Techno-economic analysis of capacitive and intercalative water deionization†
We conduct a techno-economic analysis of electrochemical water deionization technologies. The objective of the analysis is to compare cost, volume, and energy consumption of membrane capacitive deionization (mCDI) to intercalative deionization techniques. Here, we first explore the concept of hybrid capacitive deionization (HCDI), i.e., a cation intercalation electrode paired with an activated carbon capacitive electrode. Then we explore in detail a novel device concept, fully intercalative water deionization (IDI), which relies entirely on the cation intercalation principle. The intercalation host materials in our study are Prussian blue analogs (PBAs), e.g., NiFe(CN)6 or CuFe(CN)6, that offer ∼3–5× higher gravimetric salt removal capacities than typical activated carbon. Our analysis shows that IDI should be superior to mCDI in module cost, volume, and energy efficiency, despite a more complex module architecture. Making careful assumptions on material costs, we provide a cost breakdown for mCDI, HCDI, and IDI modules and show that IDI is the only concept that is not dominated by ion exchange membrane costs.

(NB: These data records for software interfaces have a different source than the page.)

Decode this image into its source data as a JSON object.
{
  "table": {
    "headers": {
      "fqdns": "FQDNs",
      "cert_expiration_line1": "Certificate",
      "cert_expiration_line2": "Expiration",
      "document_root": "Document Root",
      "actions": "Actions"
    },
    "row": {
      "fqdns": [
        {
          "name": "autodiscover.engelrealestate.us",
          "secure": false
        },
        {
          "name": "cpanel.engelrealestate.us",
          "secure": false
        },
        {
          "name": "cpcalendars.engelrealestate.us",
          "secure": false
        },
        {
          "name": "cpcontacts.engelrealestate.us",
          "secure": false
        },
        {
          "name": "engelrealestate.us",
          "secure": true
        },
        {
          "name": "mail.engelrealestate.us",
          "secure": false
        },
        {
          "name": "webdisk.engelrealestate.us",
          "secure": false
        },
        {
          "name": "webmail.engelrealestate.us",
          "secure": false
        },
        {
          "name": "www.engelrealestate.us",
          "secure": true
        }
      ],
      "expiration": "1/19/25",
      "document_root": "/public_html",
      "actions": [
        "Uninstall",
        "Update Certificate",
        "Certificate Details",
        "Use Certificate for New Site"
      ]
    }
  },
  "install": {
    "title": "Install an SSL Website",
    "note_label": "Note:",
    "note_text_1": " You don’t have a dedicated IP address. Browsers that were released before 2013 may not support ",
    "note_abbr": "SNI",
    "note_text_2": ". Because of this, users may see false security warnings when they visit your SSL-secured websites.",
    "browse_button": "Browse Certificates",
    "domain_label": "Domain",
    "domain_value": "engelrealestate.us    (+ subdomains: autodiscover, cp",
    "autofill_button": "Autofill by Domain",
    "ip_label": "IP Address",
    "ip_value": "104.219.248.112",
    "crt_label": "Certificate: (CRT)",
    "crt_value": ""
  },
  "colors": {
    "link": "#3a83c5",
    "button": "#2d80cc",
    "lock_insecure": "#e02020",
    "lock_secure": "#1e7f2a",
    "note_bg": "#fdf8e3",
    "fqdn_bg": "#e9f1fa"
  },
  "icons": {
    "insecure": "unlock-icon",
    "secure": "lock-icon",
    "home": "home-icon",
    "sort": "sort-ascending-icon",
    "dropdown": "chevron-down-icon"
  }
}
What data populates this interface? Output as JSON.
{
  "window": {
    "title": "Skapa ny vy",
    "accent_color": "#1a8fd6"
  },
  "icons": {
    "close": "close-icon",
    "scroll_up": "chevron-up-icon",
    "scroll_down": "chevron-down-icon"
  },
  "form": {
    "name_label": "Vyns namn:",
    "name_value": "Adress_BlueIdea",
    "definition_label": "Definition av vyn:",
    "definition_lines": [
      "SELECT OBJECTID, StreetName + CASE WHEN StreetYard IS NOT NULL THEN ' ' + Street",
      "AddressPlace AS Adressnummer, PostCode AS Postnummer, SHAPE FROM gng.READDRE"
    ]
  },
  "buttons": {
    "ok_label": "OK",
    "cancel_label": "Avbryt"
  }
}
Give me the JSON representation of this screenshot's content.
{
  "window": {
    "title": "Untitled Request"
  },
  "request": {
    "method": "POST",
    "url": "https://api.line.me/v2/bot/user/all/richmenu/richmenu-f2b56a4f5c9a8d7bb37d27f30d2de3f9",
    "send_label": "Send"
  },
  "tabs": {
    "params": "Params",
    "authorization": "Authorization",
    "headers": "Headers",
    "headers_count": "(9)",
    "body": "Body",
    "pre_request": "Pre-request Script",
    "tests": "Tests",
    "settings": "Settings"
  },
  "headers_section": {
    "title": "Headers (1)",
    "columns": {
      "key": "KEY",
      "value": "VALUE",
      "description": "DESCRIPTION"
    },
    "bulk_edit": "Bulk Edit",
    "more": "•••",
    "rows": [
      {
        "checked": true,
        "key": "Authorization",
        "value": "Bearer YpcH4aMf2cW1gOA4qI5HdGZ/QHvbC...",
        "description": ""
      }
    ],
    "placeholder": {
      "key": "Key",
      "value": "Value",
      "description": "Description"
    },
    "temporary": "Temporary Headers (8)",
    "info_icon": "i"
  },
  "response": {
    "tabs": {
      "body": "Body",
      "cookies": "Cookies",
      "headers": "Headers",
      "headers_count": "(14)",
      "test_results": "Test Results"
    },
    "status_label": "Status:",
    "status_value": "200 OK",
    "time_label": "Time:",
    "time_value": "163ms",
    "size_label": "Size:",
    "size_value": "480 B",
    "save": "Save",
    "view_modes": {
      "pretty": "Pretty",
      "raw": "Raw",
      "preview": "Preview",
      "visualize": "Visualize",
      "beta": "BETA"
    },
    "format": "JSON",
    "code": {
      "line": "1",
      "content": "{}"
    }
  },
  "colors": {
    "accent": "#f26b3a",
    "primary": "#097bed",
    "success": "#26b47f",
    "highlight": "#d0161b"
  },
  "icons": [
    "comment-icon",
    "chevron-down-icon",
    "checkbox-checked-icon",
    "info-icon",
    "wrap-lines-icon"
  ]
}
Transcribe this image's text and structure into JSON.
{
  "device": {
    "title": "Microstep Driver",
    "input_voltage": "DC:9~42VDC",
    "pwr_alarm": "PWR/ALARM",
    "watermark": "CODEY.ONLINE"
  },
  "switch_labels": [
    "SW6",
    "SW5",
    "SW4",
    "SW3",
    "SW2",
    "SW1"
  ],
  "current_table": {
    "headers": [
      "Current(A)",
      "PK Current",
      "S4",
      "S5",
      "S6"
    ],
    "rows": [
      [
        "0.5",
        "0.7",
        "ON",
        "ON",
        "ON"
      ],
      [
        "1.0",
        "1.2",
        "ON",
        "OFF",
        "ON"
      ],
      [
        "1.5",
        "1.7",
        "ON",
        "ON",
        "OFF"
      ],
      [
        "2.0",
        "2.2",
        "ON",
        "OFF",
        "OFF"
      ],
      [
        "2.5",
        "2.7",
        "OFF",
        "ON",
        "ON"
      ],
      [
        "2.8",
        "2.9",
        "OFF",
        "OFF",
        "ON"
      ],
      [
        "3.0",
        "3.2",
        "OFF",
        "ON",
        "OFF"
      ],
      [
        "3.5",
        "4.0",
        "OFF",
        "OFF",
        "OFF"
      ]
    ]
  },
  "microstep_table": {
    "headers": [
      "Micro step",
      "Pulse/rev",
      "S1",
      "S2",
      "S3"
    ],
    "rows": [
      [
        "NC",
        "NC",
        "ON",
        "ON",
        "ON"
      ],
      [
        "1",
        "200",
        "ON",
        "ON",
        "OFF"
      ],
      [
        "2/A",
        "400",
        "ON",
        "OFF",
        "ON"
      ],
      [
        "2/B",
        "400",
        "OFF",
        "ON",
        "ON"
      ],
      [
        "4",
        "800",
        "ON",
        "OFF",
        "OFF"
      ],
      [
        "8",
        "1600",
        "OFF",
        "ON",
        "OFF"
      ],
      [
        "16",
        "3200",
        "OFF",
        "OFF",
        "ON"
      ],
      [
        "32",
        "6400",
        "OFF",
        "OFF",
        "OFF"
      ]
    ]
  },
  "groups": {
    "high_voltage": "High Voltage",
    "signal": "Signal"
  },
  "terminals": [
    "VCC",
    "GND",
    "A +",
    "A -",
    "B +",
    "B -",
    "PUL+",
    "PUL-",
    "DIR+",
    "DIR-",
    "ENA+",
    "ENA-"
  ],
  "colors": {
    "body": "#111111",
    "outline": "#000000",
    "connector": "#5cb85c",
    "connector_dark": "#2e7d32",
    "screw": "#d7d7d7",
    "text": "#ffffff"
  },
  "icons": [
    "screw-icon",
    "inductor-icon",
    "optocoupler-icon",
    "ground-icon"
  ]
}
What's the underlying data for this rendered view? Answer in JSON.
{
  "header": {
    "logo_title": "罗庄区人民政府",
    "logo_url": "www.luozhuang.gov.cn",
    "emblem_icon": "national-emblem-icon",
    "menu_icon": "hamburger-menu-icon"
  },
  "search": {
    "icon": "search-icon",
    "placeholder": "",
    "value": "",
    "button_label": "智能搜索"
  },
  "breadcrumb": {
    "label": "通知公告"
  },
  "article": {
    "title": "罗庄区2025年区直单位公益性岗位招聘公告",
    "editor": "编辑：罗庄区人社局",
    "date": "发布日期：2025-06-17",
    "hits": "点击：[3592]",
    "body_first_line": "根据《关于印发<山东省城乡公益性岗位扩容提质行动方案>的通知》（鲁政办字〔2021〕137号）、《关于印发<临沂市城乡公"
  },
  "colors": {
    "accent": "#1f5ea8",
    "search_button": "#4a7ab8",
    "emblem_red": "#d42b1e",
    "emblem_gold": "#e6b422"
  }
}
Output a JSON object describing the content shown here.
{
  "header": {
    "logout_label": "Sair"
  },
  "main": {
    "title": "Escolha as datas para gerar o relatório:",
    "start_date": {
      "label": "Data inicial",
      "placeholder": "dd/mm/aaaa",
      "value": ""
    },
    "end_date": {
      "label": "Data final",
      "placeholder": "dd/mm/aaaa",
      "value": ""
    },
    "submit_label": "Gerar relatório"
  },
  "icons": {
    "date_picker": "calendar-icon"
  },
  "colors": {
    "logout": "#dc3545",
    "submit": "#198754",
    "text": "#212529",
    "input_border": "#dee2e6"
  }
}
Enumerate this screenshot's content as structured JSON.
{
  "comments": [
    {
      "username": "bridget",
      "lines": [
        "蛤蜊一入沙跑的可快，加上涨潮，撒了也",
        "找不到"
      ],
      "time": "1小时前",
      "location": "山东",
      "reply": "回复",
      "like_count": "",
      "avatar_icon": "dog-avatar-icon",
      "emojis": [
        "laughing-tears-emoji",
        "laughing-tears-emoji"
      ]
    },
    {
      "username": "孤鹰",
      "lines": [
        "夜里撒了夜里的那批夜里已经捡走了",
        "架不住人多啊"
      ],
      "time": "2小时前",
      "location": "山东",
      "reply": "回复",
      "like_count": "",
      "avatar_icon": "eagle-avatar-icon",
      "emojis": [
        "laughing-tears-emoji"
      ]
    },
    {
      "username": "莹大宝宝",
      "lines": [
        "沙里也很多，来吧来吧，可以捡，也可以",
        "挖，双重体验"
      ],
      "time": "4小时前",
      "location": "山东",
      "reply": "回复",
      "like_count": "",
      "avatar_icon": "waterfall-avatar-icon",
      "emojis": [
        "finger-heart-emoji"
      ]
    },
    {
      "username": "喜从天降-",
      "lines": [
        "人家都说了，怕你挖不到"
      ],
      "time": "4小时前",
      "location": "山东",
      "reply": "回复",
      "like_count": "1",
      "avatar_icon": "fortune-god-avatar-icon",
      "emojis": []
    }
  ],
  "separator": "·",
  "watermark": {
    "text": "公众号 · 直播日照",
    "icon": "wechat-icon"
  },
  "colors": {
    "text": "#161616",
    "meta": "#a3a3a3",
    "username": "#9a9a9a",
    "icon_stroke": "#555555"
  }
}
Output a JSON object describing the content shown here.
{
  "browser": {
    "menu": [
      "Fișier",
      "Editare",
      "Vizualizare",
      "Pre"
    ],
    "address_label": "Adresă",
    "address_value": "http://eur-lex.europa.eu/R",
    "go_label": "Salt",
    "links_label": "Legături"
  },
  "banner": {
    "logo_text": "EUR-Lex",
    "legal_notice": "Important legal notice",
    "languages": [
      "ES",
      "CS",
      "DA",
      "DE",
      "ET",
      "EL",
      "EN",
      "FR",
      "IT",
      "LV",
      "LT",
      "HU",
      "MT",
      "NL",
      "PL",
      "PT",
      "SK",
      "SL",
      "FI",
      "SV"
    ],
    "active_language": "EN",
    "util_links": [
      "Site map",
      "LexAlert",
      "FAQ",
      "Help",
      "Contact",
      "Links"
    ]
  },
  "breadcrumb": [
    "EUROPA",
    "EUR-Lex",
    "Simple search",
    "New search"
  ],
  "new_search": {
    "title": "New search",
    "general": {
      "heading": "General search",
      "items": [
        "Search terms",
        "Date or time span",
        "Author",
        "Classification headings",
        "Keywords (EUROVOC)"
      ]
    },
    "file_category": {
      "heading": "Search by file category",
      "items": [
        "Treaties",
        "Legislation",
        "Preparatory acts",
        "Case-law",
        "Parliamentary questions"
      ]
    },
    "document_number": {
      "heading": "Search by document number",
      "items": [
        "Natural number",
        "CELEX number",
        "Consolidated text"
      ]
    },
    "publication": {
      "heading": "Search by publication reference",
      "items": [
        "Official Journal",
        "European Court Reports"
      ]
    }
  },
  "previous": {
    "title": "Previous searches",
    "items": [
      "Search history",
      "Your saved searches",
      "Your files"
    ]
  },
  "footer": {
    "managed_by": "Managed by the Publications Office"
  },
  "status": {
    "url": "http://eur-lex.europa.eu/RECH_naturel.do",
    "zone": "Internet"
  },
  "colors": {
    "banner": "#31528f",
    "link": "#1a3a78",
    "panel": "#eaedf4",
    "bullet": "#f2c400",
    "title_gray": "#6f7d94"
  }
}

The environmental impact of electrochemical water deionization is illustrated by estimating the carbon footprint of currently installed reverse osmosis capacity in different world regions and comparing it to the respective carbon footprint of mCDI, HCDI, and IDI at similar capacity.